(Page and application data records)
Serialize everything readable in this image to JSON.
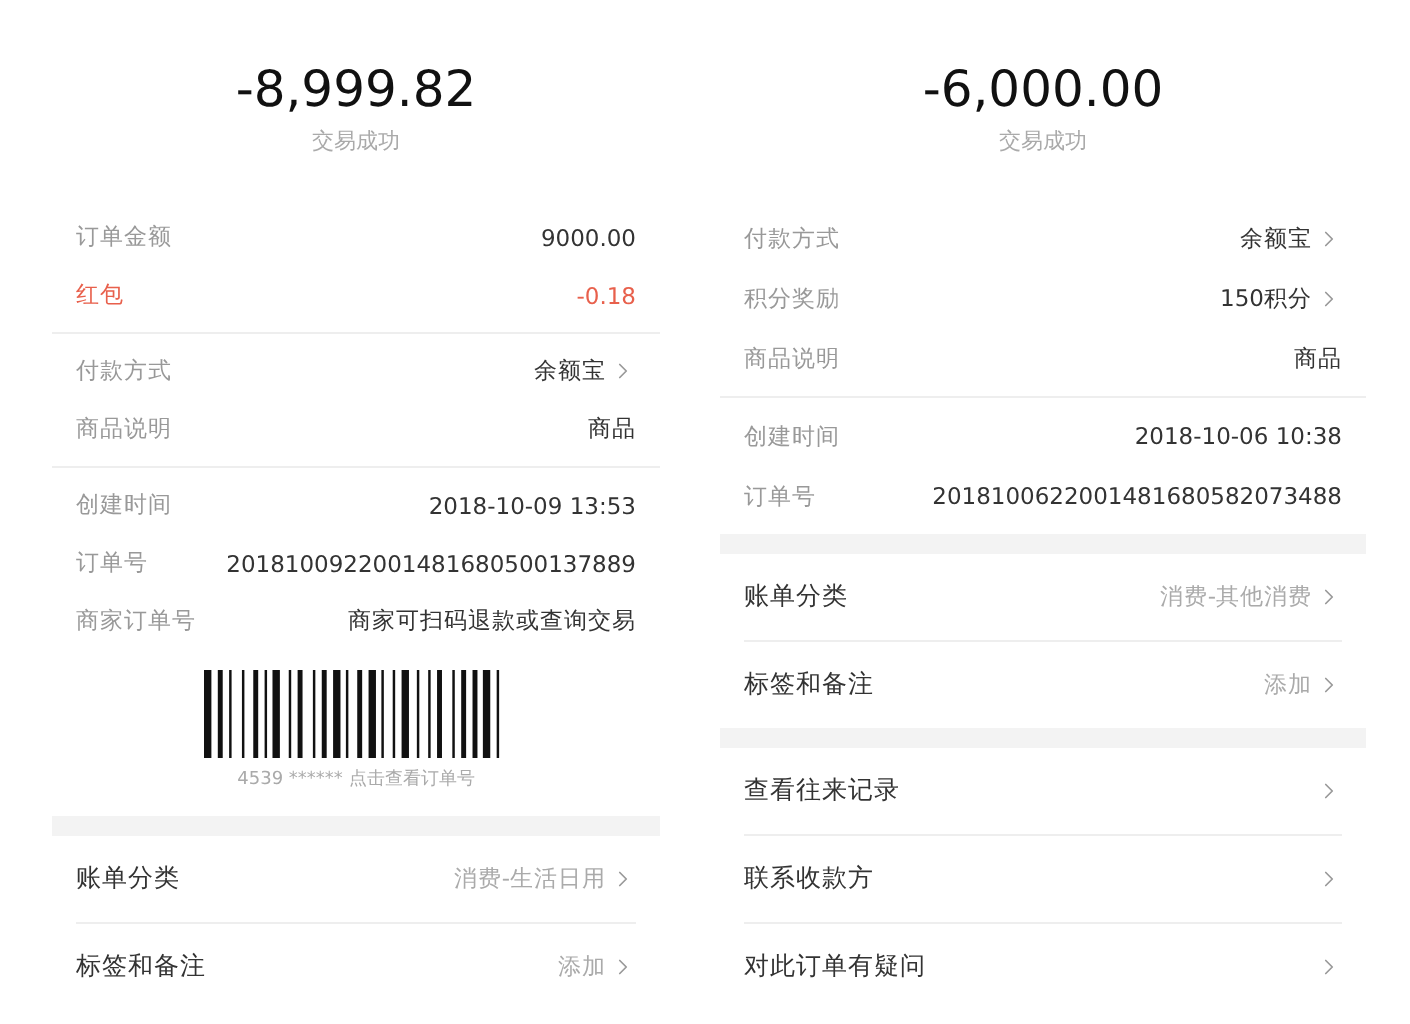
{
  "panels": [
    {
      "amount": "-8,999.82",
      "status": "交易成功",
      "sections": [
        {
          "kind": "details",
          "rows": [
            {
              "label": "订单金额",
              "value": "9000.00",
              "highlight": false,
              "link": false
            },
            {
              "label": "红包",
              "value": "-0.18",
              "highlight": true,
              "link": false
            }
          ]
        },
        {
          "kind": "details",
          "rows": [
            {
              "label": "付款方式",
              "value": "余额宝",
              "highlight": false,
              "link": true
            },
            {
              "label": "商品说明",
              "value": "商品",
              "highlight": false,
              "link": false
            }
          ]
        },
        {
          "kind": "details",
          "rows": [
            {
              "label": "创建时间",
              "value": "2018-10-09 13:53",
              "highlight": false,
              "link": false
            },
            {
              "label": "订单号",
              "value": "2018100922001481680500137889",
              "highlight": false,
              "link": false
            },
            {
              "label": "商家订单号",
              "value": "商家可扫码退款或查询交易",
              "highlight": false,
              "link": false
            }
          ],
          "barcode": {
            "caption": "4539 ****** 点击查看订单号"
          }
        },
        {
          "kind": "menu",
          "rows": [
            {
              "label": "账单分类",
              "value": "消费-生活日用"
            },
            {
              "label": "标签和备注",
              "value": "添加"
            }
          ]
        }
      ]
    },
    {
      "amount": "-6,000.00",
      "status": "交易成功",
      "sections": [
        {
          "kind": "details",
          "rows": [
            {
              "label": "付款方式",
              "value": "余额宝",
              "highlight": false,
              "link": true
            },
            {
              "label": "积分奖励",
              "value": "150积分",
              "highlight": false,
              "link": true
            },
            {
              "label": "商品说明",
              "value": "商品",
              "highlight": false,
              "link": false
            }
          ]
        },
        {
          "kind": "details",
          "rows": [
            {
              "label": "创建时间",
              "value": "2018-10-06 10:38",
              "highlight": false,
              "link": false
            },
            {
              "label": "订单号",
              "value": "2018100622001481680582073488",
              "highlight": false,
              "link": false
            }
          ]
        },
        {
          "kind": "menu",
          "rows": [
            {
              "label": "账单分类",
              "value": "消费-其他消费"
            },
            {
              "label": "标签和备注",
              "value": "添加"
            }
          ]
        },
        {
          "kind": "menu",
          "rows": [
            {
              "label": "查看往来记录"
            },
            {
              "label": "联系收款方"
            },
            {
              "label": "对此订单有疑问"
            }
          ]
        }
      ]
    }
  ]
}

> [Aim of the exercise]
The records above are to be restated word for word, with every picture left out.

> [Response for this exercise]
Serialize everything readable in this image to JSON.
{
  "panels": [
    {
      "amount": "-8,999.82",
      "status": "交易成功",
      "sections": [
        {
          "kind": "details",
          "rows": [
            {
              "label": "订单金额",
              "value": "9000.00",
              "highlight": false,
              "link": false
            },
            {
              "label": "红包",
              "value": "-0.18",
              "highlight": true,
              "link": false
            }
          ]
        },
        {
          "kind": "details",
          "rows": [
            {
              "label": "付款方式",
              "value": "余额宝",
              "highlight": false,
              "link": true
            },
            {
              "label": "商品说明",
              "value": "商品",
              "highlight": false,
              "link": false
            }
          ]
        },
        {
          "kind": "details",
          "rows": [
            {
              "label": "创建时间",
              "value": "2018-10-09 13:53",
              "highlight": false,
              "link": false
            },
            {
              "label": "订单号",
              "value": "2018100922001481680500137889",
              "highlight": false,
              "link": false
            },
            {
              "label": "商家订单号",
              "value": "商家可扫码退款或查询交易",
              "highlight": false,
              "link": false
            }
          ],
          "barcode": {
            "caption": "4539 ****** 点击查看订单号"
          }
        },
        {
          "kind": "menu",
          "rows": [
            {
              "label": "账单分类",
              "value": "消费-生活日用"
            },
            {
              "label": "标签和备注",
              "value": "添加"
            }
          ]
        }
      ]
    },
    {
      "amount": "-6,000.00",
      "status": "交易成功",
      "sections": [
        {
          "kind": "details",
          "rows": [
            {
              "label": "付款方式",
              "value": "余额宝",
              "highlight": false,
              "link": true
            },
            {
              "label": "积分奖励",
              "value": "150积分",
              "highlight": false,
              "link": true
            },
            {
              "label": "商品说明",
              "value": "商品",
              "highlight": false,
              "link": false
            }
          ]
        },
        {
          "kind": "details",
          "rows": [
            {
              "label": "创建时间",
              "value": "2018-10-06 10:38",
              "highlight": false,
              "link": false
            },
            {
              "label": "订单号",
              "value": "2018100622001481680582073488",
              "highlight": false,
              "link": false
            }
          ]
        },
        {
          "kind": "menu",
          "rows": [
            {
              "label": "账单分类",
              "value": "消费-其他消费"
            },
            {
              "label": "标签和备注",
              "value": "添加"
            }
          ]
        },
        {
          "kind": "menu",
          "rows": [
            {
              "label": "查看往来记录"
            },
            {
              "label": "联系收款方"
            },
            {
              "label": "对此订单有疑问"
            }
          ]
        }
      ]
    }
  ]
}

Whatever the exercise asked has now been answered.